"Mars" by George Morton; Limited Edition Print - 16 x 20 inches
Along the same lines, we are very pleased to reintroduce the fine art prints of the mesmerizing drawing of “Mars” by George Morton (b 19 XX). Since we first exhibited Morton’s “Mars” and other work in 2016, he has become the subject of a feature film about his fascinating life. Click here to read about Morton in the New York Times article https://www.nytimes.com/2017/05/21/nyregion/off-to-italy-to-study-painting-a-former-inmates-journey.html . The original drawing of “Mars” can be seen at MOMA PS1’s exhibit ‘Marking Time, Art in the Age of Mass Incarceration’ https://www.moma.org/calendar/exhibitions/5208. For more on the film project please click here https://www.onestoryupproductions.com/master-of-light.

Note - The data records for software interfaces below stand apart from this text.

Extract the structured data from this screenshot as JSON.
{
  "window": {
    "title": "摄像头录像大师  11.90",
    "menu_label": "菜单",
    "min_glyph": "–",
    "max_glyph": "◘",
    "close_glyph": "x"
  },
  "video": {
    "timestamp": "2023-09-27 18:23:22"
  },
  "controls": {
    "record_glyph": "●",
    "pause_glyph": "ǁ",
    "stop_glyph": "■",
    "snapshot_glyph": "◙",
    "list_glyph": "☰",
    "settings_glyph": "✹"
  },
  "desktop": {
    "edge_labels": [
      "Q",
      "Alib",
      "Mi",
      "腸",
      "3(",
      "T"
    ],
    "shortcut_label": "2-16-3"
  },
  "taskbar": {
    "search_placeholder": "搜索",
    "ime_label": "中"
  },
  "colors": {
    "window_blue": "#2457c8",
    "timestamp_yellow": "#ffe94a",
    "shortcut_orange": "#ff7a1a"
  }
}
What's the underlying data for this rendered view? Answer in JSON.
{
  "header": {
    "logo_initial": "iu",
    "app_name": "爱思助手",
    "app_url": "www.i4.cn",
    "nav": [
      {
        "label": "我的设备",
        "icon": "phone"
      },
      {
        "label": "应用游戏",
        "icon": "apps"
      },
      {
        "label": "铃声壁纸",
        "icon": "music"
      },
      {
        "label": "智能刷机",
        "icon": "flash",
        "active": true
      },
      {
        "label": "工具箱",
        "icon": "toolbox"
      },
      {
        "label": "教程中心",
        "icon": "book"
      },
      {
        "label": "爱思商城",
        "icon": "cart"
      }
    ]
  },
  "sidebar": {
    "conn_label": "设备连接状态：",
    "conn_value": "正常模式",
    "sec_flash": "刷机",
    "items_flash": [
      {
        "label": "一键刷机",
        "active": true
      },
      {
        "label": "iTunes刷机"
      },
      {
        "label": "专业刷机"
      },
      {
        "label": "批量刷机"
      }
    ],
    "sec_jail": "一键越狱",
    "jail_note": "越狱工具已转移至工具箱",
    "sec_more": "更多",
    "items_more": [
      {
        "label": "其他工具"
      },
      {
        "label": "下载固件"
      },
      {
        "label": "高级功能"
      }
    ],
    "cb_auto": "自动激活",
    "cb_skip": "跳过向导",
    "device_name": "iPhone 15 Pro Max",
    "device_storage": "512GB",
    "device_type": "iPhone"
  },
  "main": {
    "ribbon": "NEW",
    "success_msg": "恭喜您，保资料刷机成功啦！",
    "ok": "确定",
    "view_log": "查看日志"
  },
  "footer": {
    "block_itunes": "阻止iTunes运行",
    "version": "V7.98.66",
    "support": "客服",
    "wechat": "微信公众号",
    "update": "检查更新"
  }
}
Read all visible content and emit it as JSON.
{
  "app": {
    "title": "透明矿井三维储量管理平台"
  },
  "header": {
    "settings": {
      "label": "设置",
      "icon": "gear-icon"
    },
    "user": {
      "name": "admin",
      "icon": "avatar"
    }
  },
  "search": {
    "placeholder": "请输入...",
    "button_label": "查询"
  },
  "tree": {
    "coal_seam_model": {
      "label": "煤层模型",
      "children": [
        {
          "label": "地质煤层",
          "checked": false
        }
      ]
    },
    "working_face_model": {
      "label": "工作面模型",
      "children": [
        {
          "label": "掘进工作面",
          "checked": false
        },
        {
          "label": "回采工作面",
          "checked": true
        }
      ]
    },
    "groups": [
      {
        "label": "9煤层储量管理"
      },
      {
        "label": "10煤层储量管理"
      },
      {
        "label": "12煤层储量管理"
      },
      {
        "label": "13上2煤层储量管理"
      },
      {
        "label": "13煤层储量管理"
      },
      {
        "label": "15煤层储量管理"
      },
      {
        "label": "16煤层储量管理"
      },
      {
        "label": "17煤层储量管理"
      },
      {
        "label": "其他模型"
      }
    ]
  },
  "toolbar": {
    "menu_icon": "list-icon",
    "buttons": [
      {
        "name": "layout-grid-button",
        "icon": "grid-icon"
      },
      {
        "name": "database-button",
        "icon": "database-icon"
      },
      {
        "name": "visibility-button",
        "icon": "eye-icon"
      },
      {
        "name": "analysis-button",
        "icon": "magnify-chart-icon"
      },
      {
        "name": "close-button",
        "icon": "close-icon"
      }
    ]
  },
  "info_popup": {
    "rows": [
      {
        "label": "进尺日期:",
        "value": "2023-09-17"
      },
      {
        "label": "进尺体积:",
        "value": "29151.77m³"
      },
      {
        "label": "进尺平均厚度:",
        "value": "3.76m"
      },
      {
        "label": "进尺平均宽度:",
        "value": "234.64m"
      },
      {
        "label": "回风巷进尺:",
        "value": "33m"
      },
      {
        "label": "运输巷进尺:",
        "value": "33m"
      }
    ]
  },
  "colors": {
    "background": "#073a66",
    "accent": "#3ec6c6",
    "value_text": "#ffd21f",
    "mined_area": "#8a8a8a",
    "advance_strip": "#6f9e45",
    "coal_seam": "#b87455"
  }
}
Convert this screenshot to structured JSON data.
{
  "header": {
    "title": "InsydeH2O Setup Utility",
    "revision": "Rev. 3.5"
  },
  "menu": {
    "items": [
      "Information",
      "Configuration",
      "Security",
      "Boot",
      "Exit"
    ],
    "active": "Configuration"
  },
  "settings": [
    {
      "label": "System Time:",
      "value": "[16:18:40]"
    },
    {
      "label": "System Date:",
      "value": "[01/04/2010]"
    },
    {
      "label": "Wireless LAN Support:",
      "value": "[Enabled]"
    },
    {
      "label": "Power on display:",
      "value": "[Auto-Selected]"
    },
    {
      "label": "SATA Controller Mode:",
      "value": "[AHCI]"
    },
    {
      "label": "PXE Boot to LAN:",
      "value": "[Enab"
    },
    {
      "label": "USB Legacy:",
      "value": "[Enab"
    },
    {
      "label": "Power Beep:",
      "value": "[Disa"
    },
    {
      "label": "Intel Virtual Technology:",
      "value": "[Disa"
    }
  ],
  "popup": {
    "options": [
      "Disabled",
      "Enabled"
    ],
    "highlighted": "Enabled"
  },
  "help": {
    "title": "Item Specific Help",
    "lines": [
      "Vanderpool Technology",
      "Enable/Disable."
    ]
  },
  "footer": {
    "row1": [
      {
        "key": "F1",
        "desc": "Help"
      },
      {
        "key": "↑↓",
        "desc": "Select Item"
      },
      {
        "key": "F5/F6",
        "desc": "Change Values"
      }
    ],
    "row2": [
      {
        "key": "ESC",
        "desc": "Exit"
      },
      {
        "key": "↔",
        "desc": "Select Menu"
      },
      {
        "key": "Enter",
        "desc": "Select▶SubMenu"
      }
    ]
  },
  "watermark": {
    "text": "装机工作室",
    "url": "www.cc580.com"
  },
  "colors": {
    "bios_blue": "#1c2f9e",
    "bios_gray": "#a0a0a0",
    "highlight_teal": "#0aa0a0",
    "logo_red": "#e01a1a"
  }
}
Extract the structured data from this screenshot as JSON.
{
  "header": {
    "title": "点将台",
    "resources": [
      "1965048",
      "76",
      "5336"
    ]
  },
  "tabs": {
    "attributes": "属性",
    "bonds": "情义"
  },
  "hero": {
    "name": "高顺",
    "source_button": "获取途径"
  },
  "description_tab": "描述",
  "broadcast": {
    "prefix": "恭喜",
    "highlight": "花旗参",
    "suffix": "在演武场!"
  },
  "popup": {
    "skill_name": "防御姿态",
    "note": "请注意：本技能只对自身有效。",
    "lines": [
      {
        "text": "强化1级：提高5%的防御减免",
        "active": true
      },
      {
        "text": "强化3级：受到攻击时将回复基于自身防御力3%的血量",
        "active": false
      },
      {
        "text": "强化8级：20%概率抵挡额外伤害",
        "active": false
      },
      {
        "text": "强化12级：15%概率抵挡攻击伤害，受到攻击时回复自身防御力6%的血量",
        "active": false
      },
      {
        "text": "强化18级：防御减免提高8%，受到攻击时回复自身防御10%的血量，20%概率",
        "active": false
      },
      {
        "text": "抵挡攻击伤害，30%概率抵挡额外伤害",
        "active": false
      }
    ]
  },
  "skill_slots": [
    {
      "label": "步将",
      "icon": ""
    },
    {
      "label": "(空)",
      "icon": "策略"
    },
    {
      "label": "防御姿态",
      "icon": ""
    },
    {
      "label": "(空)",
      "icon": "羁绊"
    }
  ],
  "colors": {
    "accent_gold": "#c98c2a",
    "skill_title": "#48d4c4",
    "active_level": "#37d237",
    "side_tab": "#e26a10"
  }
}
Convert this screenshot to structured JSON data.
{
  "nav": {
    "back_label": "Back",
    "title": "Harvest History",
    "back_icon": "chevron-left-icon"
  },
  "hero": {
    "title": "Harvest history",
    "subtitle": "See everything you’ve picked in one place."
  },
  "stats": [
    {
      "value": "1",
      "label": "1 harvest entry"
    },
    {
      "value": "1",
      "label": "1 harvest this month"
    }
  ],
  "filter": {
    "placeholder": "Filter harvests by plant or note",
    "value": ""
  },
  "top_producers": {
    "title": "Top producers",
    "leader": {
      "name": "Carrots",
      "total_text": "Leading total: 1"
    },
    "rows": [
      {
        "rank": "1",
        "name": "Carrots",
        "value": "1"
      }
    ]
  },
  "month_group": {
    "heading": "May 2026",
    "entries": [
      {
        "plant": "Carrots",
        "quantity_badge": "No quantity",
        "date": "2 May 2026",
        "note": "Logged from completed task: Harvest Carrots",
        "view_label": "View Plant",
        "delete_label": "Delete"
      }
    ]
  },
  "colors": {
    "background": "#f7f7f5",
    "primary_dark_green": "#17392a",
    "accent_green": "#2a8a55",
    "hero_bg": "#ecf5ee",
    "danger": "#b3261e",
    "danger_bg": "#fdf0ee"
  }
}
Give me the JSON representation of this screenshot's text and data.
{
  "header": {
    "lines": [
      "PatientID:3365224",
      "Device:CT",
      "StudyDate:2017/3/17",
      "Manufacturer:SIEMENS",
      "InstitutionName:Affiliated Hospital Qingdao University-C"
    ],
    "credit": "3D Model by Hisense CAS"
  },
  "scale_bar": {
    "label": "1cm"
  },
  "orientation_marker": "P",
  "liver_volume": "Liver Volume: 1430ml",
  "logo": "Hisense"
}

Emily Persson (b.1991 | Melbourne, AU) has been enduring the year at home, in her Australian studio, in one of the worlds strictest government lockdowns. Earlier this year, Australia was devastated by pervasive bush-fires, due to record breaking temperatures and months of severe drought. Dozens of people were killed, thousands lost their homes, and animals have been displaced from their natural ecosystems. Persson says that “the land is fragile, and there are huge consequences for the delicate Australian landscape.” She also wants to bring attention to the aboriginal Koori population, who have controlled fires in Australia for over 60,000 years, with methods that are simple, and can actually help the land flourish better than before. Persson paints her favorite spots around Victoria; spots that are coveted for their lush natural splendor. Her technique plays with thick applications of oil paint, thoughtfully textured, and blended, resulting in affable naturalistic pictures. Persson’s love and respect for the natural landscape of her home country is clear.
“Save Western Port” by Emily Persson, 20 x 20 in, Oil on canvas, 2020
Scott Bluedorn, (b 1986, Southampton, NY) one of the only East End local artists in this exhibition, has brought in a new media to the Grenning Gallery. A play on scrimshaw, Bluedorn’s intricate drawings onto fiberglass fragments uncovered from his daily walks on the beach, breathes new life to what others may see as trash. This repurposing of materials is an important theme today, where many people, and corporations even, are starting to see the dangerous of materials like single-use-plastics, and the necessity for sustainability.
Gosnold Point by Scott Bluedorn 8 x 17 inches, Ballpoint pen and acrylic on found fiberglass fragment, 2018
Lea Mancini-Hresko (1981 | Boston, MA) has delivered his 2013 oil painting of Mar a Lago, painted from direct observation, inside the Palm Beach Mansion, which is owned by our current President.
"Mar a Lago" by Leo Mancini-Hresko, 2013, Oil, 20 x 25 inches